BEGIN Entries provided

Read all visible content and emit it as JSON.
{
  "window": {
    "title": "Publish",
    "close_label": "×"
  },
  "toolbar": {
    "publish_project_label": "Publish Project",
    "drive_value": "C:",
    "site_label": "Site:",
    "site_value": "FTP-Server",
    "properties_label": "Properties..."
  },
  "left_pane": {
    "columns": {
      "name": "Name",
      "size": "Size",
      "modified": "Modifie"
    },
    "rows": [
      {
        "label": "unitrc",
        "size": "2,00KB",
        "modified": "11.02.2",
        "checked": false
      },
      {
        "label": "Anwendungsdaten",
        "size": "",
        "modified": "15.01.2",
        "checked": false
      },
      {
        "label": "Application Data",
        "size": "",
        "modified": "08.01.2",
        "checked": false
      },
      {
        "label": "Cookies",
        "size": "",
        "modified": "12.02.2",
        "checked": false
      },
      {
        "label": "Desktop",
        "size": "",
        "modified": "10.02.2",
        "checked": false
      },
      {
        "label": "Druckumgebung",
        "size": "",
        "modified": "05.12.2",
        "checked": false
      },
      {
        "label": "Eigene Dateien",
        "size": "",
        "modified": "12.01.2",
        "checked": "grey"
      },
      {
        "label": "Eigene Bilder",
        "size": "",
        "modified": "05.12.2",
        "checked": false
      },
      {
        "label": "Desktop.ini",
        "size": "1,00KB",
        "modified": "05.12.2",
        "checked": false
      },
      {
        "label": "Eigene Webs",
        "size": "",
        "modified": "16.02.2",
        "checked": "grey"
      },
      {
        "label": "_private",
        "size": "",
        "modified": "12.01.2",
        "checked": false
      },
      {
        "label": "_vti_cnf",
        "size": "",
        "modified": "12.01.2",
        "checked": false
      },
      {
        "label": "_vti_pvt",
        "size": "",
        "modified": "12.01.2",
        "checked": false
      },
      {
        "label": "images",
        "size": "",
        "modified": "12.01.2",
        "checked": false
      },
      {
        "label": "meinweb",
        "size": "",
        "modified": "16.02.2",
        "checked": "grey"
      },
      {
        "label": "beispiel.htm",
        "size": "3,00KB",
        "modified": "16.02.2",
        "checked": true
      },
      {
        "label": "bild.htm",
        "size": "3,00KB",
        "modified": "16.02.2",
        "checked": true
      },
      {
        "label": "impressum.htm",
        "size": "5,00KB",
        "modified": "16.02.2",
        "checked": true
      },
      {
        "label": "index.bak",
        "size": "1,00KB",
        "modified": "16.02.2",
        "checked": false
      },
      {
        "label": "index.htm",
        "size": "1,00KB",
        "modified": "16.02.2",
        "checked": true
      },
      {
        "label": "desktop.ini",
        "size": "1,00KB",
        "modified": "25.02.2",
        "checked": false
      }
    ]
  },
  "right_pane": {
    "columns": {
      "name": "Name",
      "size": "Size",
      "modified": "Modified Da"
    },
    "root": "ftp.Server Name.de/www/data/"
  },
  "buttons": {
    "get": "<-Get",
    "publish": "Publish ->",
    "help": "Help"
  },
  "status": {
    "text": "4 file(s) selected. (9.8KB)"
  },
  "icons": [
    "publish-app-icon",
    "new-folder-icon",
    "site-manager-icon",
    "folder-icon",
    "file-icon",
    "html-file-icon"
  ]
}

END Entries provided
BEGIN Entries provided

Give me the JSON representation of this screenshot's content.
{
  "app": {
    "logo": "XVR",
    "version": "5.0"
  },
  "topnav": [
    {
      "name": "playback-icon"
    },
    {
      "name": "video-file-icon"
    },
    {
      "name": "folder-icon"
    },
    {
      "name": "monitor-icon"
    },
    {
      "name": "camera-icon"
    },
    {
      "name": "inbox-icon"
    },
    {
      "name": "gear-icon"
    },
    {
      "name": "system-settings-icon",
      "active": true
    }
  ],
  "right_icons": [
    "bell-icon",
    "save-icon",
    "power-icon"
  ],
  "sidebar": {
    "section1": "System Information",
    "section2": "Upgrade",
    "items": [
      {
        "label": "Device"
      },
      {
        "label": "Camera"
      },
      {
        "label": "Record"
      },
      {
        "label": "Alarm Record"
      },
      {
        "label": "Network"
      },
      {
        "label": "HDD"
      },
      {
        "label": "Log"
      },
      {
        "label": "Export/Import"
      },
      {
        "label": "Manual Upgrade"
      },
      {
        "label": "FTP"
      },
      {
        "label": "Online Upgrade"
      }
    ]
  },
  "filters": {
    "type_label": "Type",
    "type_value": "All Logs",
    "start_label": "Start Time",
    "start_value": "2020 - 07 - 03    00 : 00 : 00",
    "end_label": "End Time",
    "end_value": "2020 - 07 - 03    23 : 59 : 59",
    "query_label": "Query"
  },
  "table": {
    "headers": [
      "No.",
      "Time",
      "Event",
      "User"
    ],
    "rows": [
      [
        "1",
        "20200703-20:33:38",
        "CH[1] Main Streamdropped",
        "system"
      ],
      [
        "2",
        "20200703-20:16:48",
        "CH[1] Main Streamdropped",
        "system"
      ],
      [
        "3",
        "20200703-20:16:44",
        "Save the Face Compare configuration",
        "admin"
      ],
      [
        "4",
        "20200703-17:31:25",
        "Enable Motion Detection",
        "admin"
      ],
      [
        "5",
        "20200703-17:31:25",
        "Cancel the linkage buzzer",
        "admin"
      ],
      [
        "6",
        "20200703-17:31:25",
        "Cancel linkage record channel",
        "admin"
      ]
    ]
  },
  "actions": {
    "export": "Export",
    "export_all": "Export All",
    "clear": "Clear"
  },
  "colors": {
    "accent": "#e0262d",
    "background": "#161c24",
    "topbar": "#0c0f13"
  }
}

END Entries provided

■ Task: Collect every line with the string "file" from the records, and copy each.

■ Answer to this task:
    "text": "4 file(s) selected. (9.8KB)"
    "file-icon",
    "html-file-icon"
      "name": "video-file-icon"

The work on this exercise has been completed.